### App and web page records
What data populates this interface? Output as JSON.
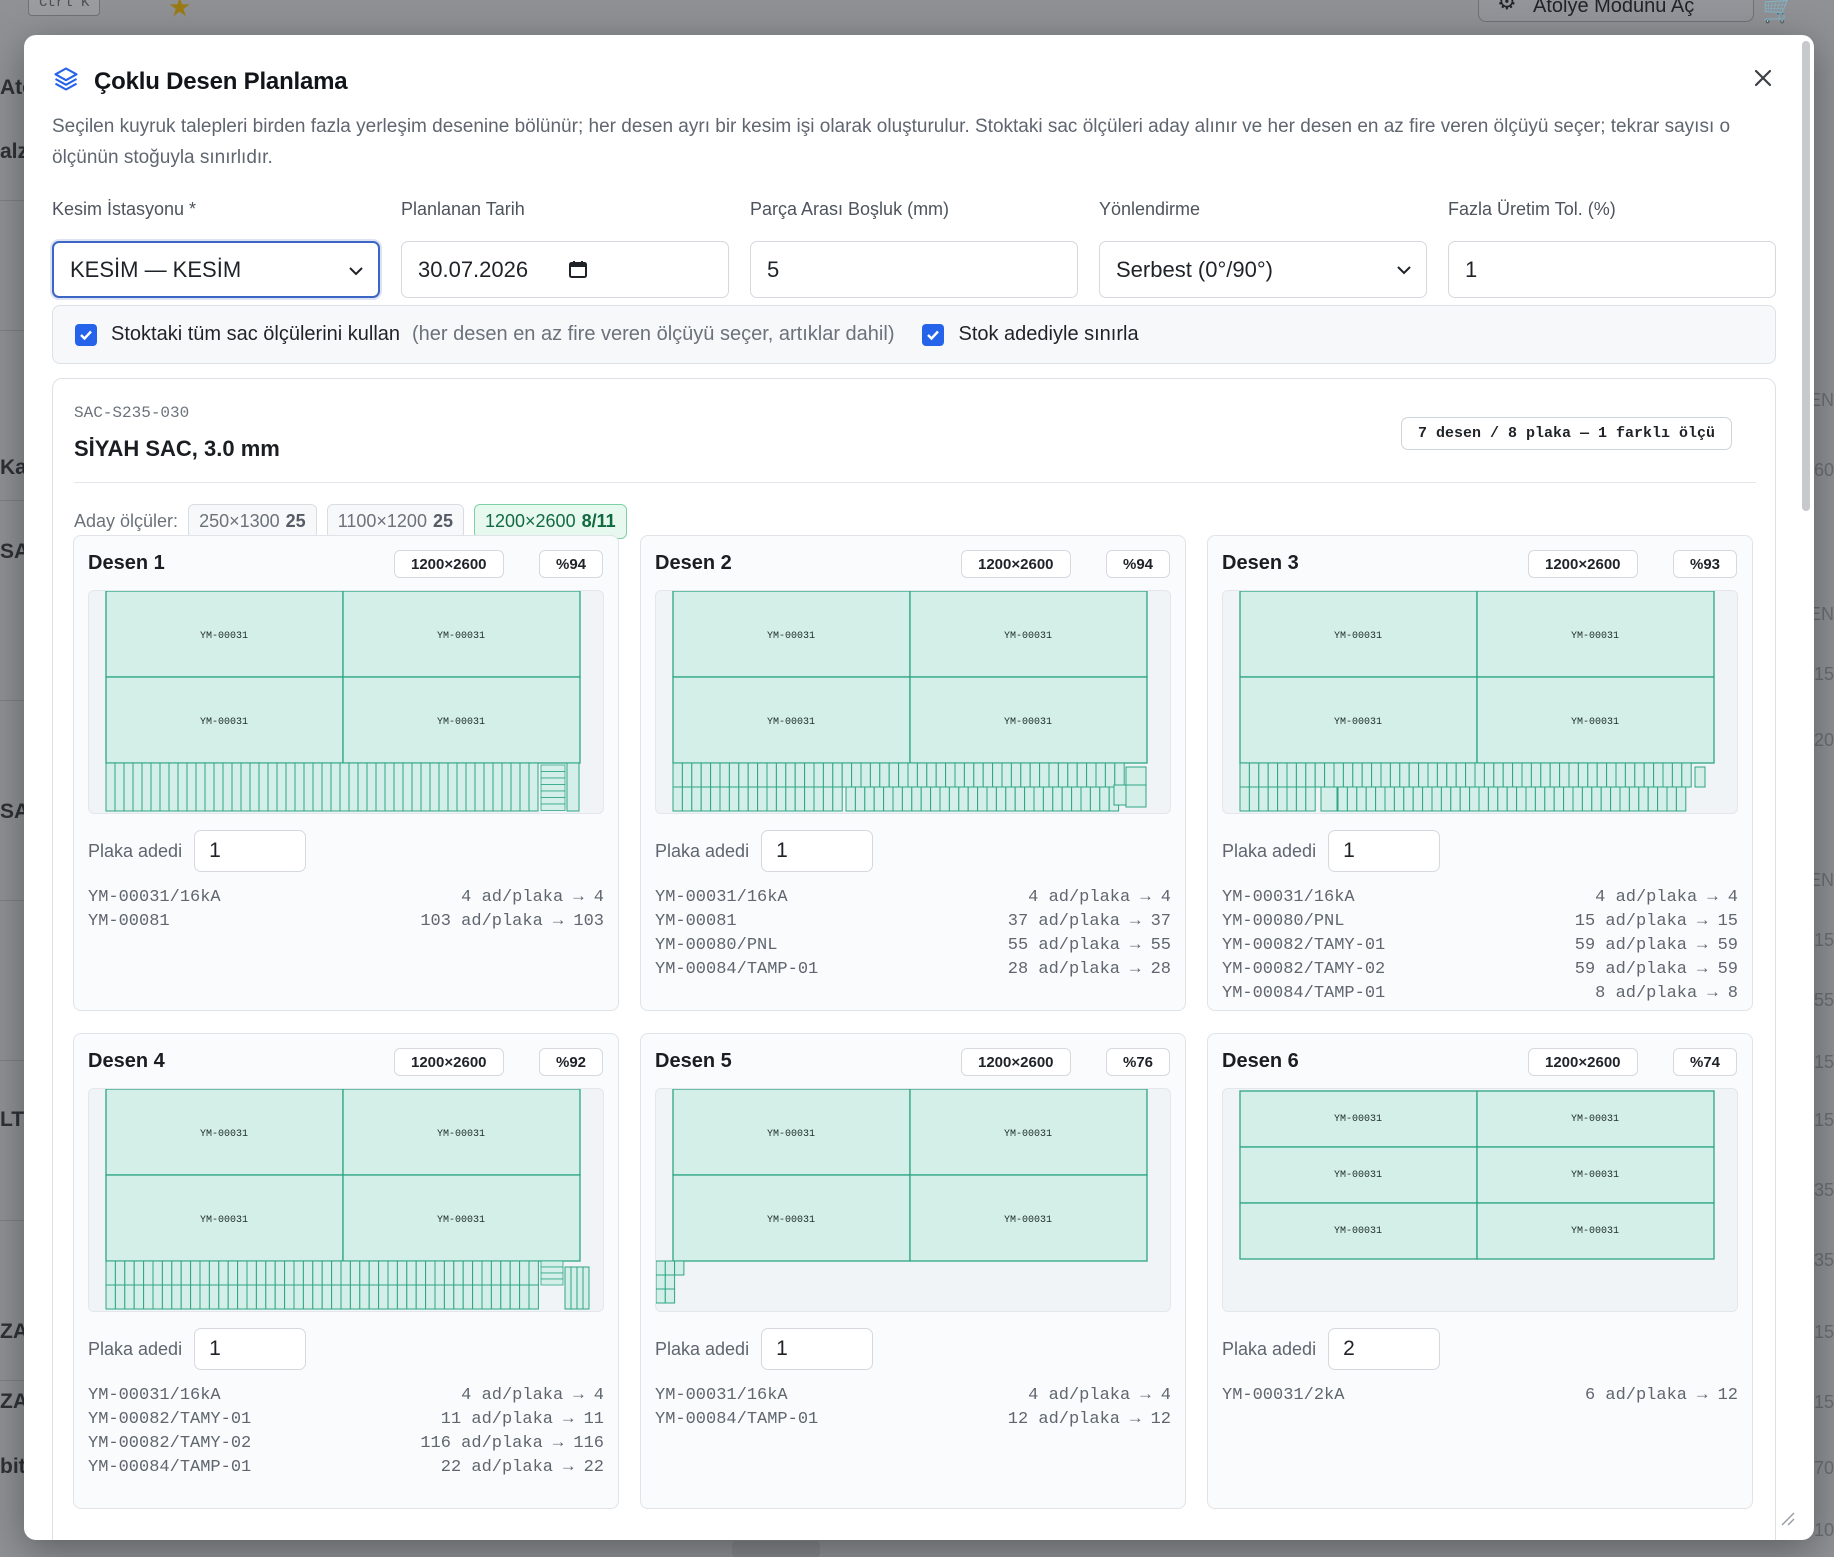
{
  "background": {
    "shortcut": "Ctrl K",
    "atolye_button": "Atölye Modunu Aç",
    "left_fragments": [
      "Atö",
      "alz",
      "Ka",
      "SA",
      "SA",
      "LT",
      "ZA",
      "ZA",
      "bitl"
    ],
    "right_fragments": [
      "EN",
      "60",
      "EN",
      "15",
      "20",
      "EN",
      "15",
      "55",
      "15",
      "15",
      "35",
      "35",
      "15",
      "15",
      "70",
      "10"
    ]
  },
  "modal": {
    "title": "Çoklu Desen Planlama",
    "description": "Seçilen kuyruk talepleri birden fazla yerleşim desenine bölünür; her desen ayrı bir kesim işi olarak oluşturulur. Stoktaki sac ölçüleri aday alınır ve her desen en az fire veren ölçüyü seçer; tekrar sayısı o ölçünün stoğuyla sınırlıdır.",
    "fields": {
      "station": {
        "label": "Kesim İstasyonu *",
        "value": "KESİM — KESİM"
      },
      "date": {
        "label": "Planlanan Tarih",
        "value": "30.07.2026"
      },
      "gap": {
        "label": "Parça Arası Boşluk (mm)",
        "value": "5"
      },
      "orientation": {
        "label": "Yönlendirme",
        "value": "Serbest (0°/90°)"
      },
      "tolerance": {
        "label": "Fazla Üretim Tol. (%)",
        "value": "1"
      }
    },
    "options": {
      "use_all_sizes": {
        "label": "Stoktaki tüm sac ölçülerini kullan",
        "hint": "(her desen en az fire veren ölçüyü seçer, artıklar dahil)",
        "checked": true
      },
      "limit_by_stock": {
        "label": "Stok adediyle sınırla",
        "checked": true
      }
    },
    "colors": {
      "accent": "#2563eb",
      "part_fill": "#d3efe7",
      "part_stroke": "#2fa585",
      "active_candidate": "#e7f8ef"
    }
  },
  "material": {
    "code": "SAC-S235-030",
    "name": "SİYAH SAC, 3.0 mm",
    "summary": "7 desen / 8 plaka — 1 farklı ölçü",
    "candidates_label": "Aday ölçüler:",
    "candidates": [
      {
        "size": "250×1300",
        "count": "25",
        "active": false
      },
      {
        "size": "1100×1200",
        "count": "25",
        "active": false
      },
      {
        "size": "1200×2600",
        "count": "8/11",
        "active": true
      }
    ],
    "qty_label": "Plaka adedi",
    "patterns": [
      {
        "title": "Desen 1",
        "size": "1200×2600",
        "util": "%94",
        "qty": "1",
        "layout": "a",
        "parts": [
          {
            "code": "YM-00031/16kA",
            "calc": "4 ad/plaka → 4"
          },
          {
            "code": "YM-00081",
            "calc": "103 ad/plaka → 103"
          }
        ]
      },
      {
        "title": "Desen 2",
        "size": "1200×2600",
        "util": "%94",
        "qty": "1",
        "layout": "b",
        "parts": [
          {
            "code": "YM-00031/16kA",
            "calc": "4 ad/plaka → 4"
          },
          {
            "code": "YM-00081",
            "calc": "37 ad/plaka → 37"
          },
          {
            "code": "YM-00080/PNL",
            "calc": "55 ad/plaka → 55"
          },
          {
            "code": "YM-00084/TAMP-01",
            "calc": "28 ad/plaka → 28"
          }
        ]
      },
      {
        "title": "Desen 3",
        "size": "1200×2600",
        "util": "%93",
        "qty": "1",
        "layout": "c",
        "parts": [
          {
            "code": "YM-00031/16kA",
            "calc": "4 ad/plaka → 4"
          },
          {
            "code": "YM-00080/PNL",
            "calc": "15 ad/plaka → 15"
          },
          {
            "code": "YM-00082/TAMY-01",
            "calc": "59 ad/plaka → 59"
          },
          {
            "code": "YM-00082/TAMY-02",
            "calc": "59 ad/plaka → 59"
          },
          {
            "code": "YM-00084/TAMP-01",
            "calc": "8 ad/plaka → 8"
          }
        ]
      },
      {
        "title": "Desen 4",
        "size": "1200×2600",
        "util": "%92",
        "qty": "1",
        "layout": "d",
        "parts": [
          {
            "code": "YM-00031/16kA",
            "calc": "4 ad/plaka → 4"
          },
          {
            "code": "YM-00082/TAMY-01",
            "calc": "11 ad/plaka → 11"
          },
          {
            "code": "YM-00082/TAMY-02",
            "calc": "116 ad/plaka → 116"
          },
          {
            "code": "YM-00084/TAMP-01",
            "calc": "22 ad/plaka → 22"
          }
        ]
      },
      {
        "title": "Desen 5",
        "size": "1200×2600",
        "util": "%76",
        "qty": "1",
        "layout": "e",
        "parts": [
          {
            "code": "YM-00031/16kA",
            "calc": "4 ad/plaka → 4"
          },
          {
            "code": "YM-00084/TAMP-01",
            "calc": "12 ad/plaka → 12"
          }
        ]
      },
      {
        "title": "Desen 6",
        "size": "1200×2600",
        "util": "%74",
        "qty": "2",
        "layout": "f",
        "parts": [
          {
            "code": "YM-00031/2kA",
            "calc": "6 ad/plaka → 12"
          }
        ]
      }
    ],
    "part_label": "YM-00031"
  }
}
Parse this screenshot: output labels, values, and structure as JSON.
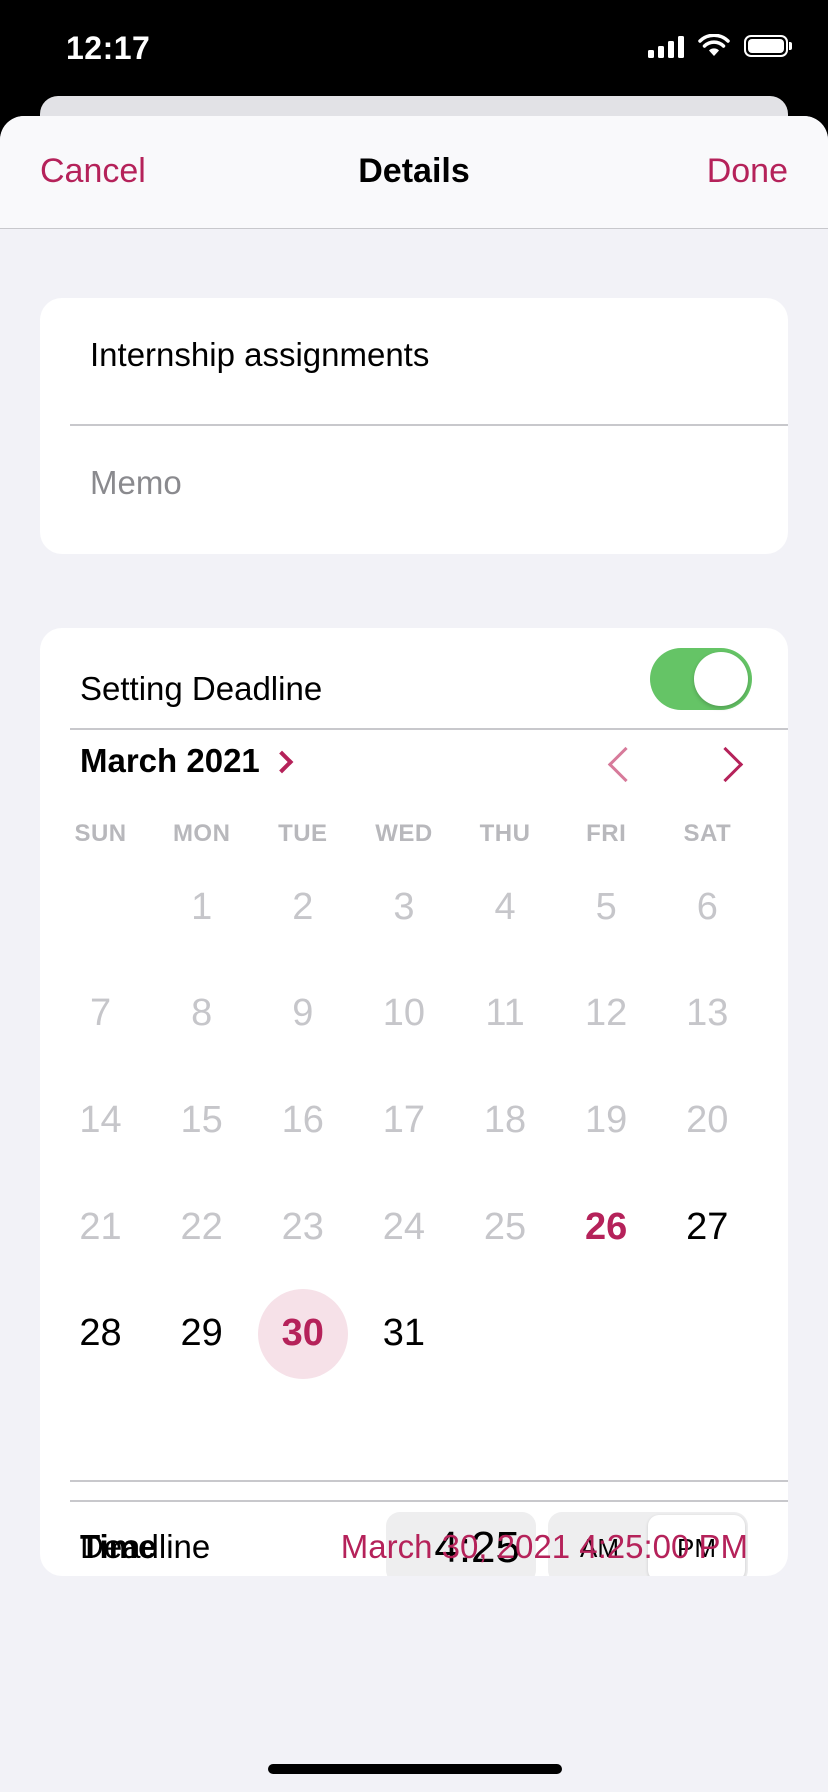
{
  "status_bar": {
    "time": "12:17"
  },
  "nav": {
    "cancel_label": "Cancel",
    "title": "Details",
    "done_label": "Done"
  },
  "task": {
    "title": "Internship assignments",
    "memo_placeholder": "Memo"
  },
  "deadline": {
    "toggle_label": "Setting Deadline",
    "toggle_on": true,
    "month_label": "March 2021",
    "weekdays": [
      "SUN",
      "MON",
      "TUE",
      "WED",
      "THU",
      "FRI",
      "SAT"
    ],
    "first_weekday_index": 1,
    "days_in_month": 31,
    "today": 26,
    "selected": 30,
    "time_label": "Time",
    "time_value": "4:25",
    "am_label": "AM",
    "pm_label": "PM",
    "period_selected": "PM",
    "deadline_label": "Deadline",
    "deadline_value": "March 30, 2021 4:25:00 PM"
  },
  "colors": {
    "accent": "#b5225a",
    "toggle_on": "#65c466",
    "selected_bg": "#f6e1e8",
    "background": "#f2f2f7"
  }
}
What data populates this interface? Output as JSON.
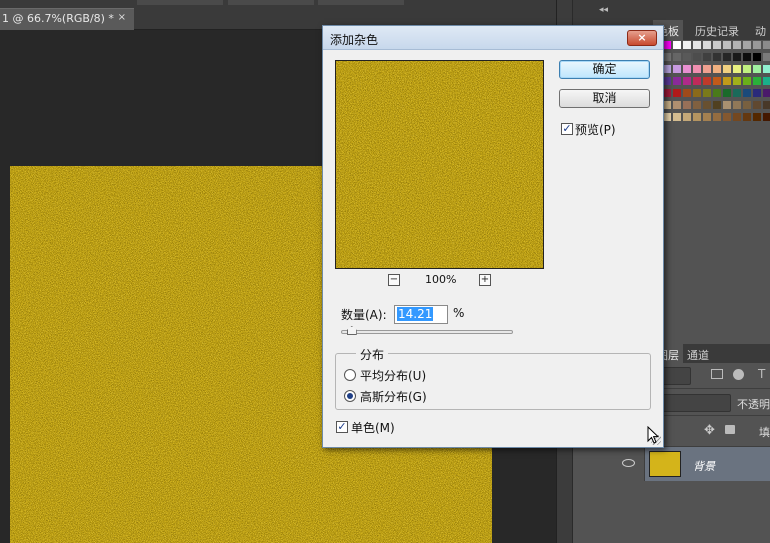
{
  "document_tab": {
    "title": "1 @ 66.7%(RGB/8) *",
    "close": "×"
  },
  "panel_top": {
    "collapse": "◂◂"
  },
  "panel_tabs": [
    {
      "label": "色板",
      "active": true
    },
    {
      "label": "历史记录",
      "active": false
    },
    {
      "label": "动",
      "active": false
    }
  ],
  "swatch_colors": [
    [
      "#0000ff",
      "#ff00ff",
      "#ffffff",
      "#f2f2f2",
      "#e6e6e6",
      "#d9d9d9",
      "#cccccc",
      "#bfbfbf",
      "#b3b3b3",
      "#a6a6a6",
      "#999999",
      "#8c8c8c"
    ],
    [
      "#808080",
      "#737373",
      "#666666",
      "#595959",
      "#4d4d4d",
      "#404040",
      "#333333",
      "#262626",
      "#1a1a1a",
      "#0d0d0d",
      "#000000",
      "#7a7a7a"
    ],
    [
      "#8fd4f0",
      "#b7a4e0",
      "#c89ae0",
      "#e88fd0",
      "#f08fb0",
      "#f0a090",
      "#f0b080",
      "#f0d080",
      "#e8f080",
      "#c0f080",
      "#a0f0a0",
      "#90f0d0"
    ],
    [
      "#3a6fb0",
      "#5a3a9a",
      "#8a2a9a",
      "#b02a8a",
      "#c02a5a",
      "#c03a2a",
      "#c05a1a",
      "#c09a1a",
      "#a0b01a",
      "#6ab01a",
      "#2ab03a",
      "#1ab08a"
    ],
    [
      "#8a1a5a",
      "#a01a3a",
      "#b01a1a",
      "#a04a1a",
      "#8a6a1a",
      "#7a7a1a",
      "#4a7a1a",
      "#1a6a2a",
      "#1a6a5a",
      "#1a4a7a",
      "#2a2a7a",
      "#4a1a6a"
    ],
    [
      "#d8c8a8",
      "#c8b088",
      "#b09070",
      "#987058",
      "#806040",
      "#685030",
      "#504020",
      "#a89070",
      "#907858",
      "#786040",
      "#604830",
      "#483828"
    ],
    [
      "#f4e4c4",
      "#e4d0a8",
      "#d4bc90",
      "#c4a878",
      "#b49460",
      "#a48050",
      "#946c40",
      "#845830",
      "#744820",
      "#643810",
      "#542800",
      "#441800"
    ]
  ],
  "layers_tabs": [
    {
      "label": "图层",
      "active": true
    },
    {
      "label": "通道",
      "active": false
    }
  ],
  "layers": {
    "opacity_label": "不透明",
    "fill_label": "填",
    "background_layer_name": "背景"
  },
  "dialog": {
    "title": "添加杂色",
    "close_glyph": "×",
    "ok_label": "确定",
    "cancel_label": "取消",
    "preview_label": "预览(P)",
    "preview_checked": true,
    "zoom_minus": "−",
    "zoom_plus": "+",
    "zoom_level": "100%",
    "amount_label": "数量(A):",
    "amount_value": "14.21",
    "amount_unit": "%",
    "amount_slider_fraction": 0.0356,
    "distribution_title": "分布",
    "uniform_label": "平均分布(U)",
    "gaussian_label": "高斯分布(G)",
    "selected_distribution": "gaussian",
    "monochromatic_label": "单色(M)",
    "monochromatic_checked": true
  },
  "colors": {
    "noise_base": "#d4b41a",
    "noise_dark": "#6b5708",
    "noise_light": "#f7e36a"
  }
}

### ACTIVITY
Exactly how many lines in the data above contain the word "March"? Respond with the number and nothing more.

### FINISHED EXERCISE
2